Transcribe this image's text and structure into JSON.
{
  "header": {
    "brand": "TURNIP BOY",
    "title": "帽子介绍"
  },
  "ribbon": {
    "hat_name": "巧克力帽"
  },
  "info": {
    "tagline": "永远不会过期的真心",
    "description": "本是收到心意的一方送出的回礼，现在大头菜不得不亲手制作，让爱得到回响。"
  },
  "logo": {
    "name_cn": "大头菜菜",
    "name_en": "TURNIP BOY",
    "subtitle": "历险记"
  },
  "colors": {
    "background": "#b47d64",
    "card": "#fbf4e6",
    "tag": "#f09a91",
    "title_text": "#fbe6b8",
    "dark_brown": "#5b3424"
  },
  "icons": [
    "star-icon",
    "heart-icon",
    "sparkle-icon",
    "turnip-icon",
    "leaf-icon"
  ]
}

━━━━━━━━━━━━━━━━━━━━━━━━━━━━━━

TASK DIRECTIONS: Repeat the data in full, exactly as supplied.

RESULT FOR THIS EXERCISE:
Transcribe this image's text and structure into JSON.
{
  "header": {
    "brand": "TURNIP BOY",
    "title": "帽子介绍"
  },
  "ribbon": {
    "hat_name": "巧克力帽"
  },
  "info": {
    "tagline": "永远不会过期的真心",
    "description": "本是收到心意的一方送出的回礼，现在大头菜不得不亲手制作，让爱得到回响。"
  },
  "logo": {
    "name_cn": "大头菜菜",
    "name_en": "TURNIP BOY",
    "subtitle": "历险记"
  },
  "colors": {
    "background": "#b47d64",
    "card": "#fbf4e6",
    "tag": "#f09a91",
    "title_text": "#fbe6b8",
    "dark_brown": "#5b3424"
  },
  "icons": [
    "star-icon",
    "heart-icon",
    "sparkle-icon",
    "turnip-icon",
    "leaf-icon"
  ]
}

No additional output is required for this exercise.